■ Exercise requirements
The answer should be each line of the records that contains the word "image"; please copy them all.

──────── Records for the exercise

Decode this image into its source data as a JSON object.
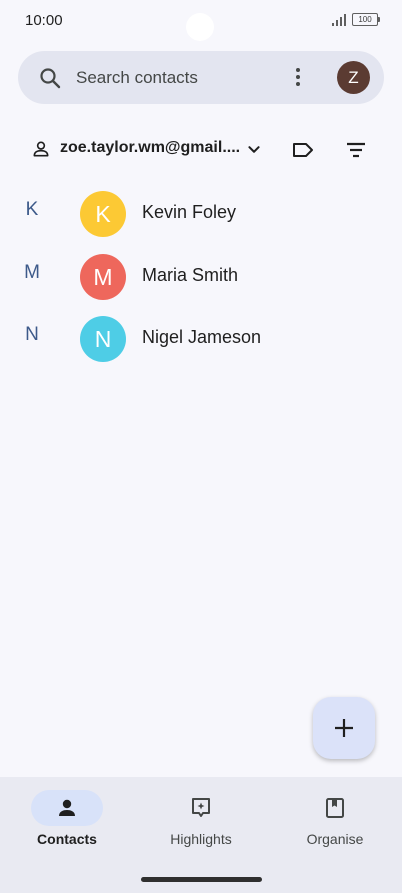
{
  "status": {
    "time": "10:00",
    "battery": "100"
  },
  "search": {
    "placeholder": "Search contacts",
    "account_initial": "Z"
  },
  "account": {
    "email": "zoe.taylor.wm@gmail...."
  },
  "contacts": [
    {
      "section": "K",
      "initial": "K",
      "name": "Kevin Foley",
      "color": "#fcc934"
    },
    {
      "section": "M",
      "initial": "M",
      "name": "Maria Smith",
      "color": "#ee675c"
    },
    {
      "section": "N",
      "initial": "N",
      "name": "Nigel Jameson",
      "color": "#4ecde6"
    }
  ],
  "nav": {
    "contacts": "Contacts",
    "highlights": "Highlights",
    "organise": "Organise"
  },
  "colors": {
    "accent": "#d8e2f9",
    "fab": "#dbe2f9",
    "account_avatar": "#5b3b32"
  }
}
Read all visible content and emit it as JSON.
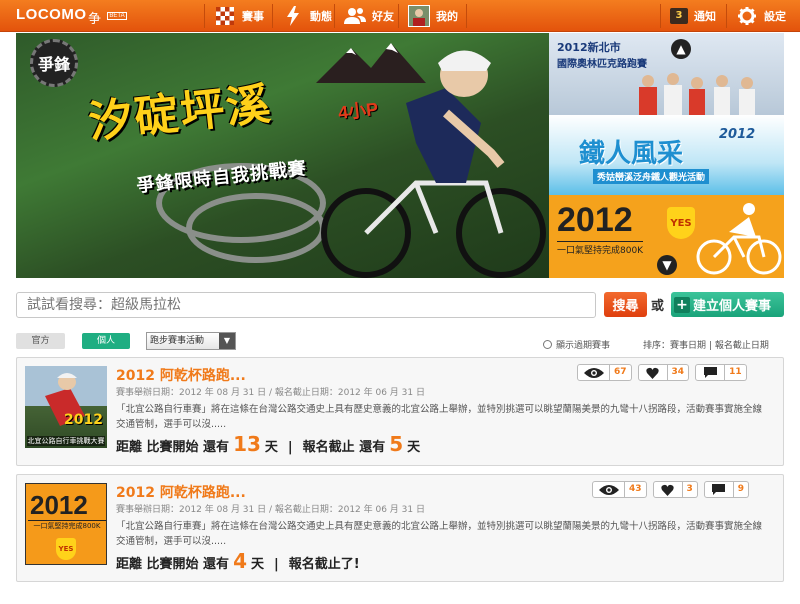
{
  "header": {
    "logo_text": "LOCOMO",
    "logo_mark": "争",
    "logo_badge": "BETA",
    "nav": [
      {
        "label": "賽事",
        "icon": "checkered-flag-icon"
      },
      {
        "label": "動態",
        "icon": "lightning-icon"
      },
      {
        "label": "好友",
        "icon": "friends-icon"
      },
      {
        "label": "我的",
        "icon": "user-avatar-icon"
      }
    ],
    "notifications": {
      "count": "3",
      "label": "通知"
    },
    "settings_label": "設定"
  },
  "banner": {
    "badge_text": "爭鋒",
    "title": "汐碇坪溪",
    "hours": "4小P",
    "subtitle": "爭鋒限時自我挑戰賽",
    "side": [
      {
        "title": "2012新北市",
        "subtitle": "國際奧林匹克路跑賽"
      },
      {
        "title": "鐵人風采",
        "year": "2012",
        "subtitle": "秀姑巒溪泛舟鐵人觀光活動"
      },
      {
        "title": "2012",
        "subtitle": "一口氣堅持完成800K",
        "badge": "YES"
      }
    ]
  },
  "search": {
    "placeholder": "試試看搜尋：超級馬拉松",
    "search_button": "搜尋",
    "or_text": "或",
    "create_button": "建立個人賽事"
  },
  "filters": {
    "tab_official": "官方",
    "tab_personal": "個人",
    "select_value": "跑步賽事活動",
    "radio_label": "顯示過期賽事",
    "sort_label": "排序：",
    "sort_event_date": "賽事日期",
    "sort_separator": "|",
    "sort_deadline": "報名截止日期"
  },
  "events": [
    {
      "title": "2012 阿乾杯路跑...",
      "dates": "賽事舉辦日期：2012 年 08 月 31 日 / 報名截止日期：2012 年 06 月 31 日",
      "description": "「北宜公路自行車賽」將在這條在台灣公路交通史上具有歷史意義的北宜公路上舉辦，並特別挑選可以眺望蘭陽美景的九彎十八拐路段，活動賽事實施全線交通管制，選手可以沒.....",
      "views": "67",
      "likes": "34",
      "comments": "11",
      "countdown_prefix": "距離 比賽開始 還有",
      "days_to_start": "13",
      "day_unit": "天",
      "separator": "|",
      "deadline_text": "報名截止 還有",
      "days_to_deadline": "5",
      "deadline_unit": "天",
      "thumb_year": "2012",
      "thumb_caption": "北宜公路自行車挑戰大賽"
    },
    {
      "title": "2012 阿乾杯路跑...",
      "dates": "賽事舉辦日期：2012 年 08 月 31 日 / 報名截止日期：2012 年 06 月 31 日",
      "description": "「北宜公路自行車賽」將在這條在台灣公路交通史上具有歷史意義的北宜公路上舉辦，並特別挑選可以眺望蘭陽美景的九彎十八拐路段，活動賽事實施全線交通管制，選手可以沒.....",
      "views": "43",
      "likes": "3",
      "comments": "9",
      "countdown_prefix": "距離 比賽開始 還有",
      "days_to_start": "4",
      "day_unit": "天",
      "separator": "|",
      "deadline_text": "報名截止了!",
      "thumb_year": "2012",
      "thumb_sub": "一口氣堅持完成800K",
      "thumb_badge": "YES"
    }
  ]
}
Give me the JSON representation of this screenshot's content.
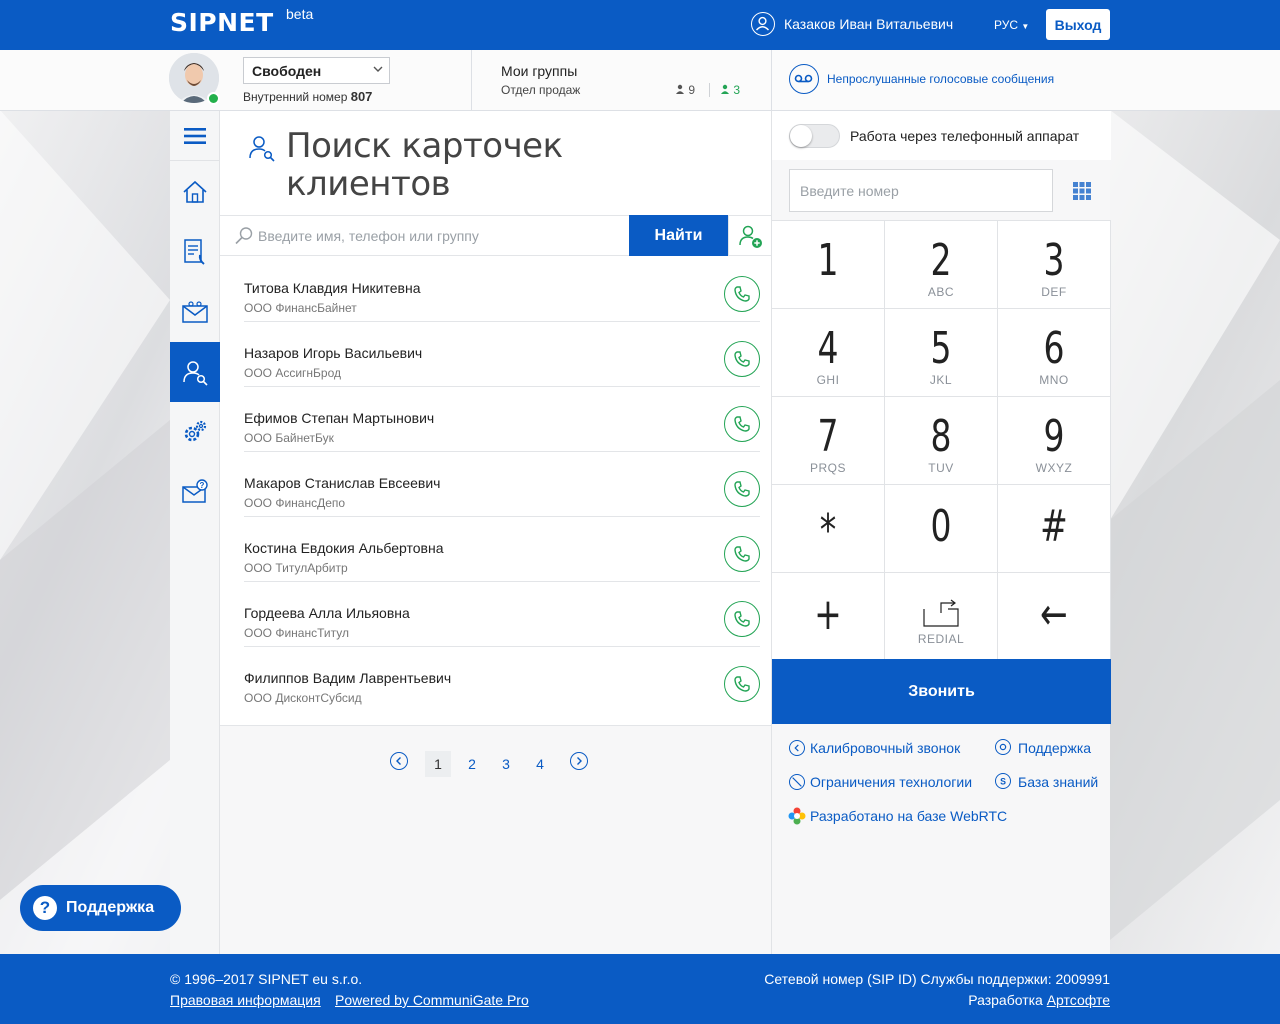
{
  "colors": {
    "brand": "#0a5bc4",
    "call_green": "#23a455",
    "online": "#23b04b"
  },
  "header": {
    "logo": "SIPNET",
    "logo_badge": "beta",
    "user_name": "Казаков Иван Витальевич",
    "language": "РУС",
    "logout_label": "Выход"
  },
  "subheader": {
    "status": "Свободен",
    "extension_label": "Внутренний номер",
    "extension_number": "807",
    "groups_title": "Мои группы",
    "groups_subtitle": "Отдел продаж",
    "group_members_total": "9",
    "group_members_online": "3",
    "voicemail_text": "Непрослушанные голосовые сообщения"
  },
  "sidebar": {
    "items": [
      {
        "icon": "menu-icon"
      },
      {
        "icon": "home-icon"
      },
      {
        "icon": "call-log-icon"
      },
      {
        "icon": "voicemail-mail-icon"
      },
      {
        "icon": "contact-search-icon"
      },
      {
        "icon": "settings-icon"
      },
      {
        "icon": "mail-help-icon"
      }
    ]
  },
  "content": {
    "title": "Поиск карточек клиентов",
    "search_placeholder": "Введите имя, телефон или группу",
    "find_label": "Найти",
    "contacts": [
      {
        "name": "Титова Клавдия Никитевна",
        "company": "ООО ФинансБайнет"
      },
      {
        "name": "Назаров Игорь Васильевич",
        "company": "ООО АссигнБрод"
      },
      {
        "name": "Ефимов Степан Мартынович",
        "company": "ООО БайнетБук"
      },
      {
        "name": "Макаров Станислав Евсеевич",
        "company": "ООО ФинансДепо"
      },
      {
        "name": "Костина Евдокия Альбертовна",
        "company": "ООО ТитулАрбитр"
      },
      {
        "name": "Гордеева Алла Ильяовна",
        "company": "ООО ФинансТитул"
      },
      {
        "name": "Филиппов Вадим Лаврентьевич",
        "company": "ООО ДисконтСубсид"
      }
    ],
    "pages": [
      "1",
      "2",
      "3",
      "4"
    ],
    "current_page": "1"
  },
  "dialer": {
    "phone_mode_label": "Работа через телефонный аппарат",
    "number_placeholder": "Введите номер",
    "keys": [
      {
        "digit": "1",
        "letters": ""
      },
      {
        "digit": "2",
        "letters": "ABC"
      },
      {
        "digit": "3",
        "letters": "DEF"
      },
      {
        "digit": "4",
        "letters": "GHI"
      },
      {
        "digit": "5",
        "letters": "JKL"
      },
      {
        "digit": "6",
        "letters": "MNO"
      },
      {
        "digit": "7",
        "letters": "PRQS"
      },
      {
        "digit": "8",
        "letters": "TUV"
      },
      {
        "digit": "9",
        "letters": "WXYZ"
      },
      {
        "digit": "*",
        "letters": ""
      },
      {
        "digit": "0",
        "letters": ""
      },
      {
        "digit": "#",
        "letters": ""
      },
      {
        "digit": "+",
        "letters": ""
      },
      {
        "digit": "",
        "letters": "REDIAL"
      },
      {
        "digit": "←",
        "letters": ""
      }
    ],
    "call_label": "Звонить",
    "links": {
      "calibration": "Калибровочный звонок",
      "support": "Поддержка",
      "restrictions": "Ограничения технологии",
      "knowledge_base": "База знаний",
      "webrtc": "Разработано на базе WebRTC"
    }
  },
  "support_pill": {
    "label": "Поддержка"
  },
  "footer": {
    "copyright": "© 1996–2017 SIPNET eu s.r.o.",
    "legal_link": "Правовая информация",
    "powered_link": "Powered by CommuniGate Pro",
    "sip_id_text": "Сетевой номер (SIP ID) Службы поддержки: 2009991",
    "dev_prefix": "Разработка",
    "dev_link": "Артсофте"
  }
}
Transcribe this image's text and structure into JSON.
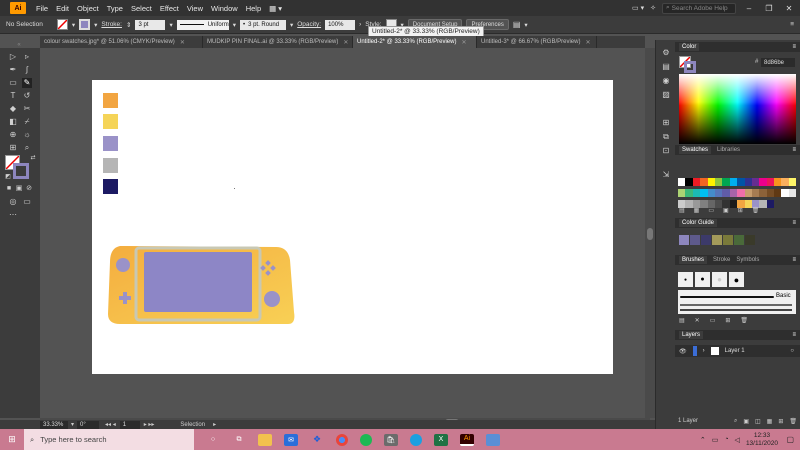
{
  "app": {
    "logo_text": "Ai"
  },
  "menu": [
    "File",
    "Edit",
    "Object",
    "Type",
    "Select",
    "Effect",
    "View",
    "Window",
    "Help"
  ],
  "search": {
    "placeholder": "Search Adobe Help"
  },
  "controlbar": {
    "selection": "No Selection",
    "stroke_label": "Stroke:",
    "stroke_value": "3 pt",
    "profile": "Uniform",
    "brush": "3 pt. Round",
    "opacity_label": "Opacity:",
    "opacity_value": "100%",
    "style_label": "Style:",
    "doc_setup": "Document Setup",
    "preferences": "Preferences"
  },
  "tooltip": "Untitled-2* @ 33.33% (RGB/Preview)",
  "tabs": [
    {
      "label": "colour swatches.jpg* @ 51.06% (CMYK/Preview)",
      "active": false
    },
    {
      "label": "MUDKIP PIN FINAL.ai @ 33.33% (RGB/Preview)",
      "active": false
    },
    {
      "label": "Untitled-2* @ 33.33% (RGB/Preview)",
      "active": true
    },
    {
      "label": "Untitled-3* @ 66.67% (RGB/Preview)",
      "active": false
    }
  ],
  "swatch_colors": [
    "#f2a541",
    "#f5d458",
    "#9a92c8",
    "#b5b5b5",
    "#1c1a63"
  ],
  "console": {
    "body": "#f4ad3f",
    "body_light": "#f8d055",
    "screen": "#8d86c6",
    "frame": "#c8c8b4",
    "buttons": "#9a92c8"
  },
  "status": {
    "zoom": "33.33%",
    "rotation": "0°",
    "artboard": "1",
    "tool": "Selection"
  },
  "panels": {
    "color": {
      "title": "Color",
      "hex": "8d86be"
    },
    "swatches": {
      "tab1": "Swatches",
      "tab2": "Libraries"
    },
    "color_guide": {
      "title": "Color Guide"
    },
    "brushes": {
      "tab1": "Brushes",
      "tab2": "Stroke",
      "tab3": "Symbols",
      "basic": "Basic"
    },
    "layers": {
      "title": "Layers",
      "layer1": "Layer 1",
      "count": "1 Layer"
    }
  },
  "taskbar": {
    "search": "Type here to search",
    "time": "12:33",
    "date": "13/11/2020"
  }
}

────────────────

■ Your solution
Decode this image into its source data as a JSON object.
Transcribe this image's text and structure into JSON.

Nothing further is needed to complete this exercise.